— Problem requirements —
Exclude the images and repeat all remaining entries exactly.

---------- Data listing

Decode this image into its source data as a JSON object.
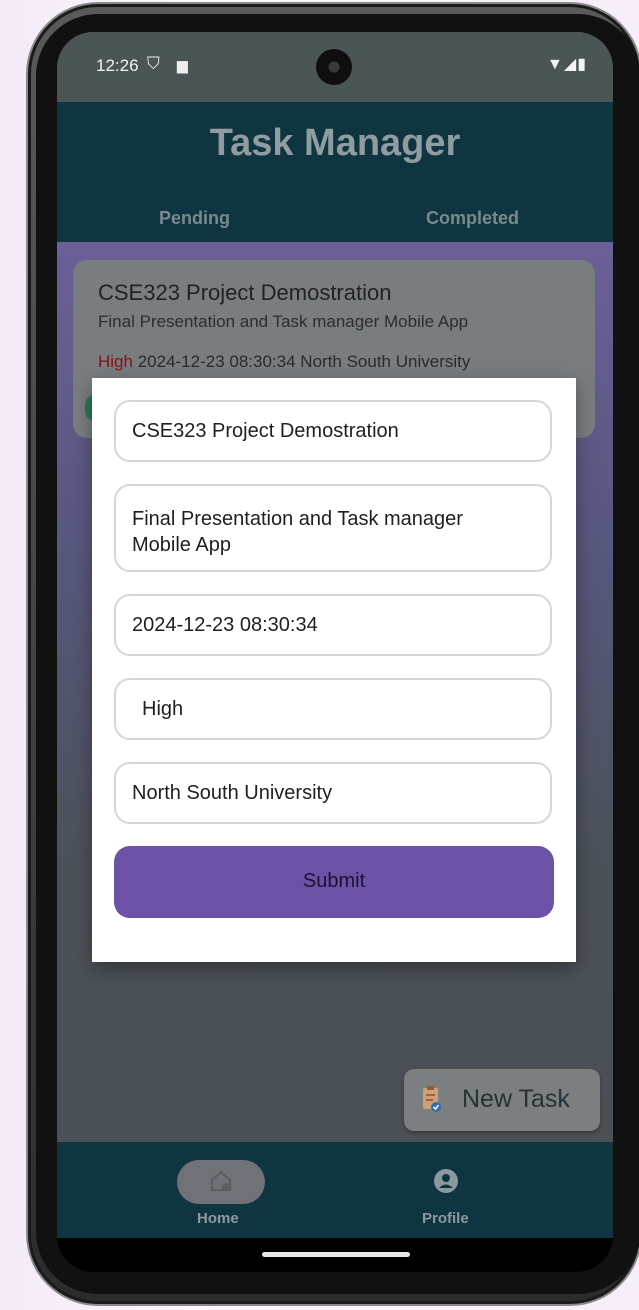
{
  "status_bar": {
    "time": "12:26"
  },
  "app": {
    "title": "Task Manager",
    "tabs": [
      "Pending",
      "Completed"
    ]
  },
  "task_card": {
    "title": "CSE323 Project Demostration",
    "description": "Final Presentation and Task manager Mobile App",
    "priority": "High",
    "datetime": "2024-12-23 08:30:34",
    "location": "North South University"
  },
  "dialog": {
    "title_value": "CSE323 Project Demostration",
    "description_value": "Final Presentation and Task manager Mobile App",
    "datetime_value": "2024-12-23 08:30:34",
    "priority_value": "High",
    "location_value": "North South University",
    "submit_label": "Submit"
  },
  "fab": {
    "label": "New Task"
  },
  "bottom_nav": {
    "home_label": "Home",
    "profile_label": "Profile"
  },
  "colors": {
    "app_bar": "#0f3540",
    "submit_button": "#6c52a6",
    "priority_high": "#8a1010"
  }
}
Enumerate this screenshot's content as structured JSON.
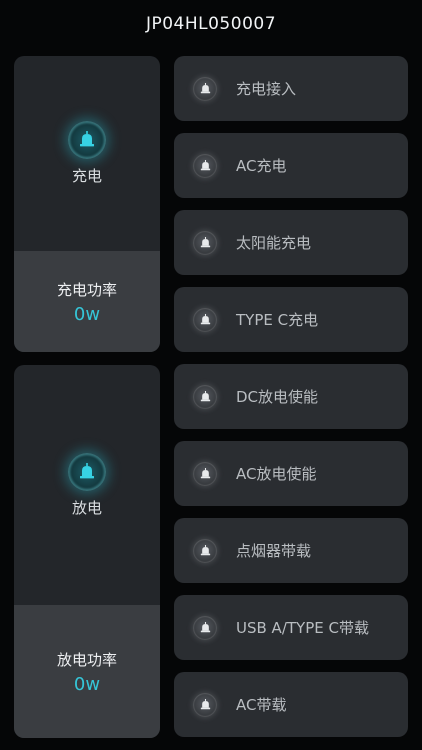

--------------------

— Task result —
Decode this image into its source data as a JSON object.
{
  "status_bar": {
    "time": "12:26"
  },
  "app": {
    "title": "Task Manager",
    "tabs": [
      "Pending",
      "Completed"
    ]
  },
  "task_card": {
    "title": "CSE323 Project Demostration",
    "description": "Final Presentation and Task manager Mobile App",
    "priority": "High",
    "datetime": "2024-12-23 08:30:34",
    "location": "North South University"
  },
  "dialog": {
    "title_value": "CSE323 Project Demostration",
    "description_value": "Final Presentation and Task manager Mobile App",
    "datetime_value": "2024-12-23 08:30:34",
    "priority_value": "High",
    "location_value": "North South University",
    "submit_label": "Submit"
  },
  "fab": {
    "label": "New Task"
  },
  "bottom_nav": {
    "home_label": "Home",
    "profile_label": "Profile"
  },
  "colors": {
    "app_bar": "#0f3540",
    "submit_button": "#6c52a6",
    "priority_high": "#8a1010"
  }
}
Enumerate this screenshot's content as structured JSON.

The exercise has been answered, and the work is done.